=== What you are asked to do ===
Keep only those lines of the records that include the string "Workflow".
─── Available data
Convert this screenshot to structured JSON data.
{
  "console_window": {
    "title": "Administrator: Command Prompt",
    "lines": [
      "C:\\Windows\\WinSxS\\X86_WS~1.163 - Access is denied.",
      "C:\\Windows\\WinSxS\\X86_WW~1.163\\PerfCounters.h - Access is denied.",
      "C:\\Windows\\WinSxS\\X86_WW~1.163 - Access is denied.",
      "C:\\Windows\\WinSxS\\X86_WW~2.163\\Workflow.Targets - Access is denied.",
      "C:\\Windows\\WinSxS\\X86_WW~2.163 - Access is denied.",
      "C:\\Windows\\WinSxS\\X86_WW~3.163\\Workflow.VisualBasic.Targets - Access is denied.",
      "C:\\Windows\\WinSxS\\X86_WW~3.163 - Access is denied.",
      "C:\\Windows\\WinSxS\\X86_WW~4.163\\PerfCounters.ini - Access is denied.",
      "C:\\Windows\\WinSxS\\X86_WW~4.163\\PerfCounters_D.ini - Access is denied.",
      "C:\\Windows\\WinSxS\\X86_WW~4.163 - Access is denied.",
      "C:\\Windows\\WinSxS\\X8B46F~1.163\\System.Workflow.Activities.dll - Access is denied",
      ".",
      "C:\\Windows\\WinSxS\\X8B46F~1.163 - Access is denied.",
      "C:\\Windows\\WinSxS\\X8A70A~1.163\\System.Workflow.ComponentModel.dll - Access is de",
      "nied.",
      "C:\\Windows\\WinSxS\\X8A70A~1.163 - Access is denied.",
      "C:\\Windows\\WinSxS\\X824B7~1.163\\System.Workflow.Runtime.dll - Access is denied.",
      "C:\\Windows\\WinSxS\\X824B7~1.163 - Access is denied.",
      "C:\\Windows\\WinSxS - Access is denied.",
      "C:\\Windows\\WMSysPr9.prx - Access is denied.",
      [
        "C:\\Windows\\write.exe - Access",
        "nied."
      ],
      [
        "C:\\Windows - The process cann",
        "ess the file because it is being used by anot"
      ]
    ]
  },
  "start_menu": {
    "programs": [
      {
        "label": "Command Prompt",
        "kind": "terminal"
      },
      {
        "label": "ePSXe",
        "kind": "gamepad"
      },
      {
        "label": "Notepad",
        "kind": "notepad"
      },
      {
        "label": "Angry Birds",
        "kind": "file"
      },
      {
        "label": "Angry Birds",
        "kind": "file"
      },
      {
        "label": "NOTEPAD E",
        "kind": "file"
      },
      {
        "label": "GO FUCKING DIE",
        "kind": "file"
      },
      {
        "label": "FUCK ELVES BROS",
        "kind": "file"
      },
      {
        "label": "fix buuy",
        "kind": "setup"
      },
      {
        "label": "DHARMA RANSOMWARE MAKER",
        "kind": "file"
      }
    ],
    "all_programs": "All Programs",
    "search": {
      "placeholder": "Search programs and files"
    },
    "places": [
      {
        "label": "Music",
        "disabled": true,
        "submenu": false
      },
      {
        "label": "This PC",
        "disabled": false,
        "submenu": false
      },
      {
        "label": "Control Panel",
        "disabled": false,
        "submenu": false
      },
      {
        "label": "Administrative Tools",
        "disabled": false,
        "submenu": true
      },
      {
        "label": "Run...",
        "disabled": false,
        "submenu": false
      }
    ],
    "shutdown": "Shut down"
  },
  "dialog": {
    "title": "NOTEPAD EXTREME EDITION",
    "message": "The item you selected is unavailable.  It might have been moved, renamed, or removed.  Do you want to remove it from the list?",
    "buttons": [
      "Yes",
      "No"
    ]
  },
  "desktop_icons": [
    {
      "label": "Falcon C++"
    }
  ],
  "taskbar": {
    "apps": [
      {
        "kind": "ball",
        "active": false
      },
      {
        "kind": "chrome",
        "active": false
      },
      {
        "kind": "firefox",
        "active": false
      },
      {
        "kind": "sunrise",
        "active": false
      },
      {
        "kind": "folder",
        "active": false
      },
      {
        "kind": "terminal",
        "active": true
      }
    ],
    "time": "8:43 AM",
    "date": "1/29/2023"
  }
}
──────
=== Solution to the problem ===
      "C:\\Windows\\WinSxS\\X86_WW~2.163\\Workflow.Targets - Access is denied.",
      "C:\\Windows\\WinSxS\\X86_WW~3.163\\Workflow.VisualBasic.Targets - Access is denied.",
      "C:\\Windows\\WinSxS\\X8B46F~1.163\\System.Workflow.Activities.dll - Access is denied",
      "C:\\Windows\\WinSxS\\X8A70A~1.163\\System.Workflow.ComponentModel.dll - Access is de",
      "C:\\Windows\\WinSxS\\X824B7~1.163\\System.Workflow.Runtime.dll - Access is denied.",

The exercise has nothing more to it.